::: Exercise inputs :::
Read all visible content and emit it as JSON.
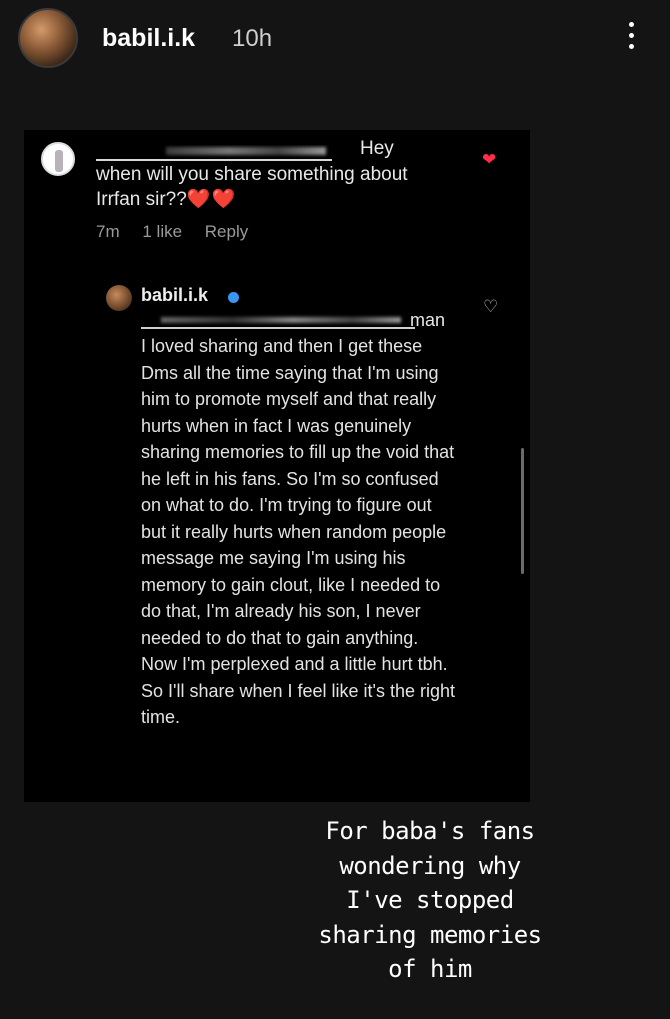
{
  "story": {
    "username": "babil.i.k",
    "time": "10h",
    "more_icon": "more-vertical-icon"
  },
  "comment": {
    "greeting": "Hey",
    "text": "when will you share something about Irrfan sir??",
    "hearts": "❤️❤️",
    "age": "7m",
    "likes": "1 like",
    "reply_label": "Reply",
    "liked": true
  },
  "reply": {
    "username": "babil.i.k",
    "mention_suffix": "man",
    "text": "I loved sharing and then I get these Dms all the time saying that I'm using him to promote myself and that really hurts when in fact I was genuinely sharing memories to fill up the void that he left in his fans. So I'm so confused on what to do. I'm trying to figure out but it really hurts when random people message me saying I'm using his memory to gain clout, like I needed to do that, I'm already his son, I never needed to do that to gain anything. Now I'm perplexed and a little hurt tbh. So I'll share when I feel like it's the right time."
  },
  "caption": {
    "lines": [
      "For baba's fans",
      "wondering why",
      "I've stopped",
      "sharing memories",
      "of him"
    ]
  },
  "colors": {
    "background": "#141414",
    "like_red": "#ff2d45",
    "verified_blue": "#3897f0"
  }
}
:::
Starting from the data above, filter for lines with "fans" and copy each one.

### Written solution
    "text": "I loved sharing and then I get these Dms all the time saying that I'm using him to promote myself and that really hurts when in fact I was genuinely sharing memories to fill up the void that he left in his fans. So I'm so confused on what to do. I'm trying to figure out but it really hurts when random people message me saying I'm using his memory to gain clout, like I needed to do that, I'm already his son, I never needed to do that to gain anything. Now I'm perplexed and a little hurt tbh. So I'll share when I feel like it's the right time."
      "For baba's fans",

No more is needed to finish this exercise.